[[ Data supplied, beginning ]]

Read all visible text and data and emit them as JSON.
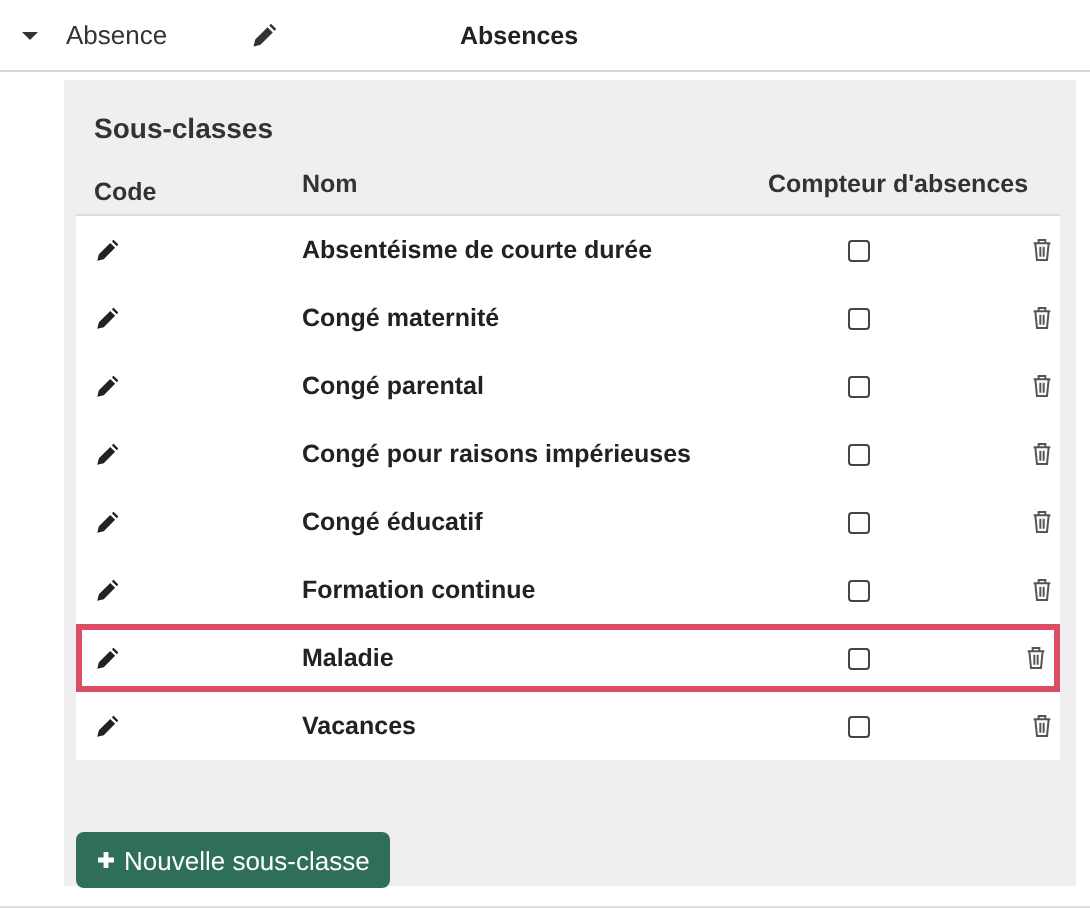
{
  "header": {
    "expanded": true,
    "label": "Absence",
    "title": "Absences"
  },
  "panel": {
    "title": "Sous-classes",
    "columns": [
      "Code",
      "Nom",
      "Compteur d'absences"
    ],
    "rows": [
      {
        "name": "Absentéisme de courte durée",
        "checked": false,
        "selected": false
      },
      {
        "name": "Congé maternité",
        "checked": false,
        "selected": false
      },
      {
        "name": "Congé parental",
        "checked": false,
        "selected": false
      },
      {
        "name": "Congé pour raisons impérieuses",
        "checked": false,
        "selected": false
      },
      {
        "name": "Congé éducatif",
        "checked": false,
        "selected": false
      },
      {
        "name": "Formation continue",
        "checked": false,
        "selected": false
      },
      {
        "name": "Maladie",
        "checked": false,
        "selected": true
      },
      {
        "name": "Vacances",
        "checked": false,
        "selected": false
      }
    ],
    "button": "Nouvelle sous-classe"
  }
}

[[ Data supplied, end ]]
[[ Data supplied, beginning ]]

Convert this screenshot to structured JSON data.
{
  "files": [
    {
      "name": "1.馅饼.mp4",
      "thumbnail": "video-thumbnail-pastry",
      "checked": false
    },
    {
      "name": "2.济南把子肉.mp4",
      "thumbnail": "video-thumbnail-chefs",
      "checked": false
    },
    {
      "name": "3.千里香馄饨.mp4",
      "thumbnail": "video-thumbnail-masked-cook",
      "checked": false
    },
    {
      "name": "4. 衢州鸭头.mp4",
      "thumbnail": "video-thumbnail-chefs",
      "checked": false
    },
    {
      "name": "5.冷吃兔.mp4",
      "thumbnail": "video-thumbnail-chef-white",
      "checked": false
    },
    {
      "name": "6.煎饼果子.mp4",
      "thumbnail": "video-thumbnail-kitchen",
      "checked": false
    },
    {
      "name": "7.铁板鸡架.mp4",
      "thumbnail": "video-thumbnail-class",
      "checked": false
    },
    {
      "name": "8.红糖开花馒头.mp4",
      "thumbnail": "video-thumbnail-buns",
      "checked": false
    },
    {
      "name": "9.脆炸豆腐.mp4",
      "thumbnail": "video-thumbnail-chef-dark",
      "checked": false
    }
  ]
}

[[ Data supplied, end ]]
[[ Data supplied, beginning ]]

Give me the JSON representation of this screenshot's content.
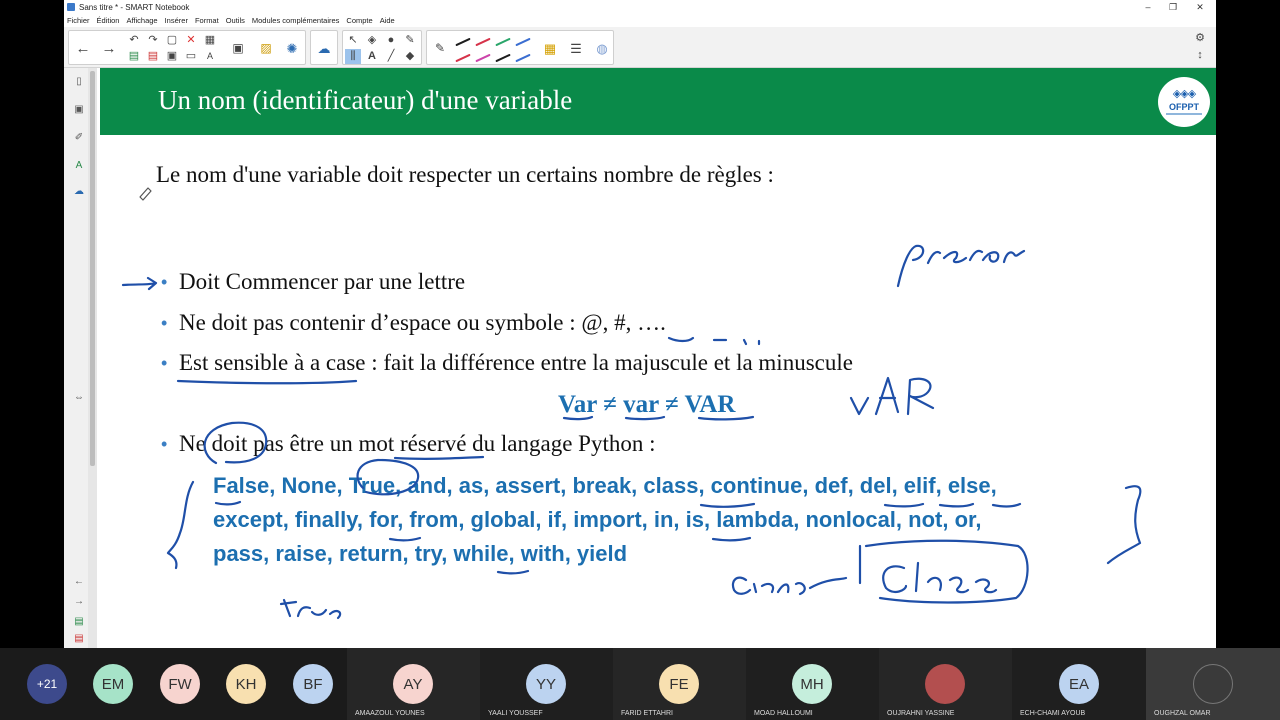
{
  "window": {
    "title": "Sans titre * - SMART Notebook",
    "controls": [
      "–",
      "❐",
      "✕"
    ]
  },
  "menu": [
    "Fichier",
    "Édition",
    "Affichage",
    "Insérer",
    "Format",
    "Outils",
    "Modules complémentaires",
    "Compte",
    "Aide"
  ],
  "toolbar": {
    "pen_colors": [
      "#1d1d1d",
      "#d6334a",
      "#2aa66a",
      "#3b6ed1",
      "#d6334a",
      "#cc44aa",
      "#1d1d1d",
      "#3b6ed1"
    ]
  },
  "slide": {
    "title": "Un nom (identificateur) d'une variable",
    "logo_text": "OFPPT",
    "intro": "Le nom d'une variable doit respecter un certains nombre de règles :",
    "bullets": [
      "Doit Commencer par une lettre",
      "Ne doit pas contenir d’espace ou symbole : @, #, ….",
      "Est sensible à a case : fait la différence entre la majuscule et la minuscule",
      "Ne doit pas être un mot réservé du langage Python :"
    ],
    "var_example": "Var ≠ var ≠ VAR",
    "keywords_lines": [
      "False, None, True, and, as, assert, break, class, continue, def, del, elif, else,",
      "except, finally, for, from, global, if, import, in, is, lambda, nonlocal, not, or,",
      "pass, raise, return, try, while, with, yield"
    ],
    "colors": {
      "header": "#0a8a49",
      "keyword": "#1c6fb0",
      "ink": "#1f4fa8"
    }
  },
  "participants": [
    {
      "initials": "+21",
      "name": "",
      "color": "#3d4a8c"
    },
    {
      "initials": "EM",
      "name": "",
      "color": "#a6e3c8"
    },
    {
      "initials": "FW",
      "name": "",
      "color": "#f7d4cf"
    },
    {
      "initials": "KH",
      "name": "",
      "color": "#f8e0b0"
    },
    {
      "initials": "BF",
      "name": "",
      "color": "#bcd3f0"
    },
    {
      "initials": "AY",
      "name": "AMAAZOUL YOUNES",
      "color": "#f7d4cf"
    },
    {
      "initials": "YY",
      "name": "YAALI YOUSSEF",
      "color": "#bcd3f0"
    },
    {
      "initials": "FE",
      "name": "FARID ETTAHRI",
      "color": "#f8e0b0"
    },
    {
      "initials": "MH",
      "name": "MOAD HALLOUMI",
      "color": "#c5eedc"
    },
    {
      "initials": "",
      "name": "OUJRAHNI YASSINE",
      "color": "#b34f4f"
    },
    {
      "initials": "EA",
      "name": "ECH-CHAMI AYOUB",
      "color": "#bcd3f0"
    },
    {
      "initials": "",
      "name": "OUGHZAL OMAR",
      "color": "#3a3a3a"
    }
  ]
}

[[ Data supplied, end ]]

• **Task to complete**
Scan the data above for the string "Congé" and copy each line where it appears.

• **Output for this exercise**
        "name": "Congé maternité",
        "name": "Congé parental",
        "name": "Congé pour raisons impérieuses",
        "name": "Congé éducatif",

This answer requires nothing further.